:: WORK ITEM ::
Each line of the listing where the string "validation" appears is to be identified and copied.

:: DATA FOR THIS TASK ::
=-=-=-=-=
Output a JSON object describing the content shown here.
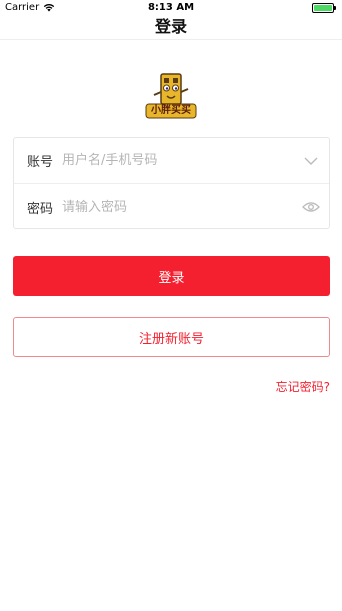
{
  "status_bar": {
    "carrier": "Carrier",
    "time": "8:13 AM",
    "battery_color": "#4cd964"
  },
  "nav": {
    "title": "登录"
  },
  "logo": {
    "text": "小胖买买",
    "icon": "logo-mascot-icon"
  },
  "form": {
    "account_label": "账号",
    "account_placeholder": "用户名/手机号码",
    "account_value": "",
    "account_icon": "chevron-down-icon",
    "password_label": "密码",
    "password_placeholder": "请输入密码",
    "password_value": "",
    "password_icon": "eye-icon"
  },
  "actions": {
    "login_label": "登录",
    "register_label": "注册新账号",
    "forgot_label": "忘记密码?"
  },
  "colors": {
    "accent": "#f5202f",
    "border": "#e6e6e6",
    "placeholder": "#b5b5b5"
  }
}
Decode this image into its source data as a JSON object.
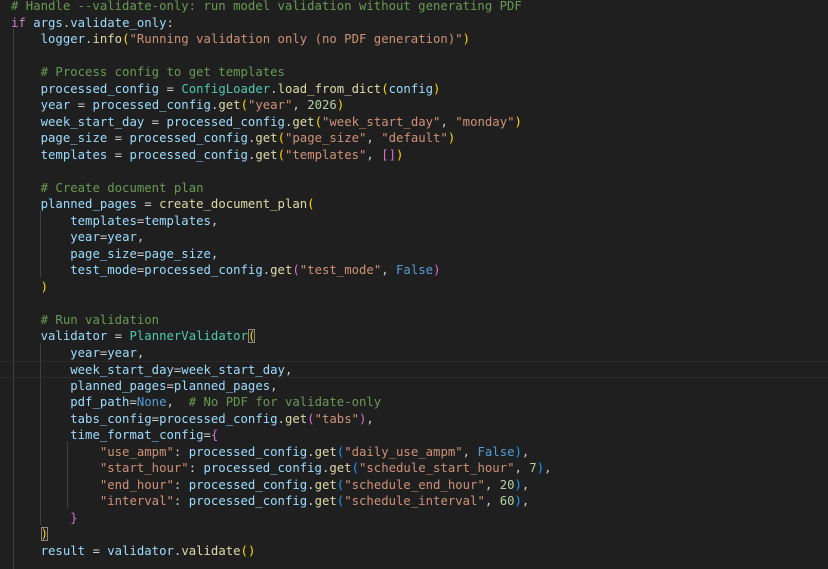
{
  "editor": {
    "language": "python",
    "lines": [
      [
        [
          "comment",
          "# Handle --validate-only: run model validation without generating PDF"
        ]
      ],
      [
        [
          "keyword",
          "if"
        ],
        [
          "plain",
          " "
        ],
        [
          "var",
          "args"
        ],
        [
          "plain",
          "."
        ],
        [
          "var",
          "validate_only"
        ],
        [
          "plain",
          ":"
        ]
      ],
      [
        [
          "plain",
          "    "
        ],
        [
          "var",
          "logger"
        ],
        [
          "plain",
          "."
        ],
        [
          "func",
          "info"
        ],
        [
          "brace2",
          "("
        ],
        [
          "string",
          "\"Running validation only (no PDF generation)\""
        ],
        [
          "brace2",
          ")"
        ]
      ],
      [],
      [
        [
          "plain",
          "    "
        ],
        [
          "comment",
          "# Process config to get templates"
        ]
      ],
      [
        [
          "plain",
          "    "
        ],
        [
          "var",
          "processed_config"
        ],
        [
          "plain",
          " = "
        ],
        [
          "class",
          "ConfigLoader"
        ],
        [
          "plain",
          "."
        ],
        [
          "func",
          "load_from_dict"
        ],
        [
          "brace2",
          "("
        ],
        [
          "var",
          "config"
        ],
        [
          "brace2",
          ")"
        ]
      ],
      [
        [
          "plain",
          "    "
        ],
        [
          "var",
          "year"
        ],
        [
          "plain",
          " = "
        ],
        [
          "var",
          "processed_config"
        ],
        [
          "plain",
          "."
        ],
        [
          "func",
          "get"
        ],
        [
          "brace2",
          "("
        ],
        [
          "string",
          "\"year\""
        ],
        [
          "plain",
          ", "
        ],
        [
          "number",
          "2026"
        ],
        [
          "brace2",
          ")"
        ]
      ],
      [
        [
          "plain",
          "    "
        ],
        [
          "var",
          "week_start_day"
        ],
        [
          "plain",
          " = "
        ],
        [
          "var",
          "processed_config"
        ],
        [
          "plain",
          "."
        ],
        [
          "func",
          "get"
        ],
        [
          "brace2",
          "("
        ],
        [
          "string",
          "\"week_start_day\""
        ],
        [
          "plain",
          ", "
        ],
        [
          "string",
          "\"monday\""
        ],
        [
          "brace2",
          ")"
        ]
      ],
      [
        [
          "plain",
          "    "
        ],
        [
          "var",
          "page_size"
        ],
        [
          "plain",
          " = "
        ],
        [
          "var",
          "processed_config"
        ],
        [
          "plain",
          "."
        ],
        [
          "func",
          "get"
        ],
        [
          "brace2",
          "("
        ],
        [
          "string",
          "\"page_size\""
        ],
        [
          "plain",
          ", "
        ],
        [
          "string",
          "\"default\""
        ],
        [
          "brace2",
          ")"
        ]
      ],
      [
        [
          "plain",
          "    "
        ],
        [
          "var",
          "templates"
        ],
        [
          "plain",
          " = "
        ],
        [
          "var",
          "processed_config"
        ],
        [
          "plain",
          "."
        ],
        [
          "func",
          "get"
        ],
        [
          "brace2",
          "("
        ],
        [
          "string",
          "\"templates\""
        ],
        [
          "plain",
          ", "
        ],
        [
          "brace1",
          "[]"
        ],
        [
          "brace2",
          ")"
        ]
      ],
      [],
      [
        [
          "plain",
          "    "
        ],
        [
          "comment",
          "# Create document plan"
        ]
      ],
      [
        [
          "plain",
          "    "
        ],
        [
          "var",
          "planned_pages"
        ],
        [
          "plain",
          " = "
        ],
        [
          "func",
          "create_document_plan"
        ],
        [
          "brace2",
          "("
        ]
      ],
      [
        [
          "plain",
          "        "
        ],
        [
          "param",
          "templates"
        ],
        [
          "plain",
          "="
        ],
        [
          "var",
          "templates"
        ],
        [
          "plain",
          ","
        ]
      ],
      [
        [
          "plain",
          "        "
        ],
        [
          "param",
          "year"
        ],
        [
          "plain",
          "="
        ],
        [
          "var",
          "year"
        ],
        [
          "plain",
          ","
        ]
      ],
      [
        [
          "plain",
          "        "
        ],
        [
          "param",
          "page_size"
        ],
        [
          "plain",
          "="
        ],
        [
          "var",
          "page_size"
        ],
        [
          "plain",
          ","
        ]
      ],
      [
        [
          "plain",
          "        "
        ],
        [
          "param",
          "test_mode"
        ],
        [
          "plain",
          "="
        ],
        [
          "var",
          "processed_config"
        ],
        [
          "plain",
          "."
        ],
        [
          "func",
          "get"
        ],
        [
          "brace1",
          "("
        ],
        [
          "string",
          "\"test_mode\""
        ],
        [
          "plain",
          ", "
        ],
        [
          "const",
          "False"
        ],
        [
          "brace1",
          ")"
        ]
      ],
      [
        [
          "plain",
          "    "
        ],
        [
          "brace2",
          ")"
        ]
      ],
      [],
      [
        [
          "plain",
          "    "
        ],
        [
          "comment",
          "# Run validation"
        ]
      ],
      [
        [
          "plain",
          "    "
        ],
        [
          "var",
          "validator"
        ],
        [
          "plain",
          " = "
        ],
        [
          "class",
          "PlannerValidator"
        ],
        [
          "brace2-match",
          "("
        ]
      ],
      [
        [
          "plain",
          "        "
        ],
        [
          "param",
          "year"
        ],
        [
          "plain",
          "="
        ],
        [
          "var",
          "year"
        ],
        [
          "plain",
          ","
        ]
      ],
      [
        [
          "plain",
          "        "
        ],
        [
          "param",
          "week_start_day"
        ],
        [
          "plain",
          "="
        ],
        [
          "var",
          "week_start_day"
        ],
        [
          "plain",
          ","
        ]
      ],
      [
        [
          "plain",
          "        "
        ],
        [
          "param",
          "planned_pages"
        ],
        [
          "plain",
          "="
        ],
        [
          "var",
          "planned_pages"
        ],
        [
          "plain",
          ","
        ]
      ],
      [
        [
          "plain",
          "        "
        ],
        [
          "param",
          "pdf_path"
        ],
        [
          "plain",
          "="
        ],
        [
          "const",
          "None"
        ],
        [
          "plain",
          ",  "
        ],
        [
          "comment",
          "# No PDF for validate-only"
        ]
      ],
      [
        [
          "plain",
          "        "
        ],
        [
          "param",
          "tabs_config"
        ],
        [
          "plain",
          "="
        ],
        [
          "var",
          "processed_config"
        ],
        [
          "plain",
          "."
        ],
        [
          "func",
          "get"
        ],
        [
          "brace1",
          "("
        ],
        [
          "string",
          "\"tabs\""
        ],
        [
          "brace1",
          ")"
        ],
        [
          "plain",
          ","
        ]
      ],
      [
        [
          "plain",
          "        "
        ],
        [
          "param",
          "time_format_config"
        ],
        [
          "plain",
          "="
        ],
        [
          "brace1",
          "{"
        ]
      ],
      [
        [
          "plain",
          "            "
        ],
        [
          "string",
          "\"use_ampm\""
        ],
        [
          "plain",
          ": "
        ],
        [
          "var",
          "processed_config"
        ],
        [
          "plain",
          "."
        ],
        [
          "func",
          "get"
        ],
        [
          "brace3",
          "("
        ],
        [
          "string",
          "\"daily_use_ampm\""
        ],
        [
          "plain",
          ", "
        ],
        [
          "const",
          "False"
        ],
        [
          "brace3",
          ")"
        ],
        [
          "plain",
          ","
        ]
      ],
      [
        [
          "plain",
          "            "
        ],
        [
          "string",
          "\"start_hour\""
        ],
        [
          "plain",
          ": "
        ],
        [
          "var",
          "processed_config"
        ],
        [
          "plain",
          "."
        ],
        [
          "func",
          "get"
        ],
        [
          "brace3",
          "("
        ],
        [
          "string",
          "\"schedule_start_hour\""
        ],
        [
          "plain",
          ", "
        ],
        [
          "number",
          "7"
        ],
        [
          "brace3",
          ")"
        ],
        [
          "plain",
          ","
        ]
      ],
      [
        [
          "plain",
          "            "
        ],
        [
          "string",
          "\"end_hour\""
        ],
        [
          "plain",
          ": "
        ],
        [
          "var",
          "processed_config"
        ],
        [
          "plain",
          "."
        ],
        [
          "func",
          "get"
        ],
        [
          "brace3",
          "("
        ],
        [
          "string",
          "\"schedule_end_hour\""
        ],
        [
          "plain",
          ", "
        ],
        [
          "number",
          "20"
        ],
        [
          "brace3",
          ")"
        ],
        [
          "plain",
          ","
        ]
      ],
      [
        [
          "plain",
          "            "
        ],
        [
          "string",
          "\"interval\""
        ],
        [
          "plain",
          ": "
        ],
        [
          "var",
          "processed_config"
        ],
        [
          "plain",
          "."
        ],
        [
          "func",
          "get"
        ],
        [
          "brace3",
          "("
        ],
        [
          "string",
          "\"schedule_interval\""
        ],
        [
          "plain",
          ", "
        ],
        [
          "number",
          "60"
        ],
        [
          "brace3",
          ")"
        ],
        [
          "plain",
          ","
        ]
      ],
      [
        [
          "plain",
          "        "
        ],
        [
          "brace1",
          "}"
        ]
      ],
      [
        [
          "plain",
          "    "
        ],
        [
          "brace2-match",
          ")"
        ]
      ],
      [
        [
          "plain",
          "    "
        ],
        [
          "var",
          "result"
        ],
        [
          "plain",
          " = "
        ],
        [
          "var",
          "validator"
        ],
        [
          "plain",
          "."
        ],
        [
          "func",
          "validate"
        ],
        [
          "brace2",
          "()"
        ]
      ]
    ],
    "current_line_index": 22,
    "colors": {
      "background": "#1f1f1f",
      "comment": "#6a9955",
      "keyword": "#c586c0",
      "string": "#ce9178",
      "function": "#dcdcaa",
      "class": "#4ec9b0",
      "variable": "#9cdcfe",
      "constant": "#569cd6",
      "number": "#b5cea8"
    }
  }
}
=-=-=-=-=
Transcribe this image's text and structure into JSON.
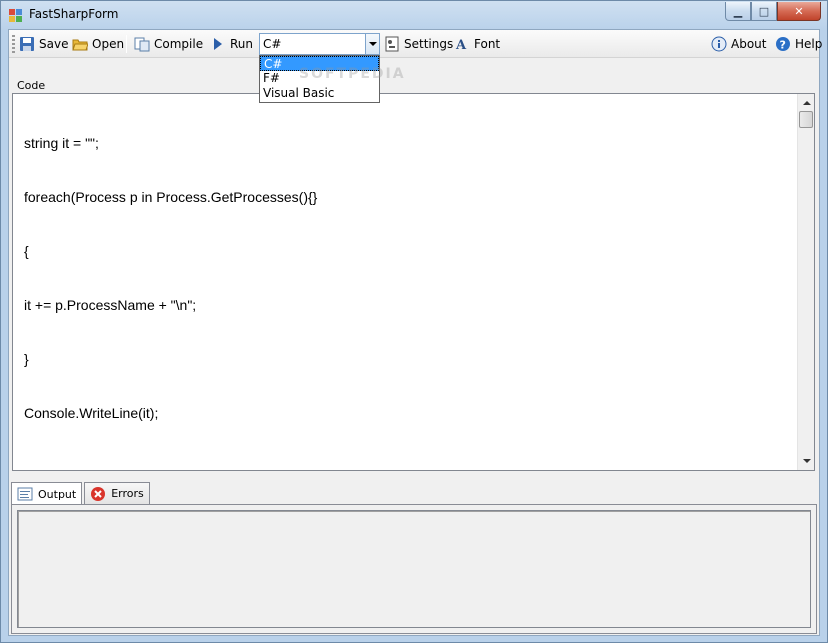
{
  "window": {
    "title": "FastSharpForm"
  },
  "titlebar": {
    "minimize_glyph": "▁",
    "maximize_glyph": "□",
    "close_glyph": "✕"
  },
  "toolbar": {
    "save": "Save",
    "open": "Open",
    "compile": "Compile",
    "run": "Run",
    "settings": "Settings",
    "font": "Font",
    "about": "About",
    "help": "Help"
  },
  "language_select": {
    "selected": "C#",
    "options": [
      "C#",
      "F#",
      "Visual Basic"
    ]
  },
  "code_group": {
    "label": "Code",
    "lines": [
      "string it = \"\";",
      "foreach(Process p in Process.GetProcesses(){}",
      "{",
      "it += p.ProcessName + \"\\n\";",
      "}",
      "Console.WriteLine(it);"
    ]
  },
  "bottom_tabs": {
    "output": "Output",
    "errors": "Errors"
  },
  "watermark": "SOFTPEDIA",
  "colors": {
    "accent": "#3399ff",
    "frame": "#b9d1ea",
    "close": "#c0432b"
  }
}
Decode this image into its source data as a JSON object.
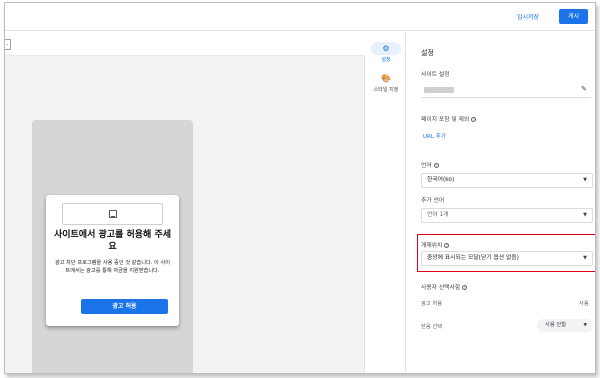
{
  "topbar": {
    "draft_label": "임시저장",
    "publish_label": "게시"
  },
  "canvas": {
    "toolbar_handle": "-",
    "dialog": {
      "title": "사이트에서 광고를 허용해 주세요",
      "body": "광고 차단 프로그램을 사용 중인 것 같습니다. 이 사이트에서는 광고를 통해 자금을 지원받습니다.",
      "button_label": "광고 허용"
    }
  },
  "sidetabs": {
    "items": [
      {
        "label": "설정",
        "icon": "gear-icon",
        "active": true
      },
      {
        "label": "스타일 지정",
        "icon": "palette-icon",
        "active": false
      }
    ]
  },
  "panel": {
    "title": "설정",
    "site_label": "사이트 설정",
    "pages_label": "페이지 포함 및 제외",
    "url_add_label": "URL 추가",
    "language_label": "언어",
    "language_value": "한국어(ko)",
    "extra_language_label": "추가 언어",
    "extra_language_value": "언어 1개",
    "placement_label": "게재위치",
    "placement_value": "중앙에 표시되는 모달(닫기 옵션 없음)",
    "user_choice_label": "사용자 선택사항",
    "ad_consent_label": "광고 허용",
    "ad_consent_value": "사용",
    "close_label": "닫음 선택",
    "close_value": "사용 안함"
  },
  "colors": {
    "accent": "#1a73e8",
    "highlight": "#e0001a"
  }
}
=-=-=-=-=
:: TASK OUTPUT ::
          "# Handle --validate-only: run model validation without generating PDF"
          "\"Running validation only (no PDF generation)\""
          "# Run validation"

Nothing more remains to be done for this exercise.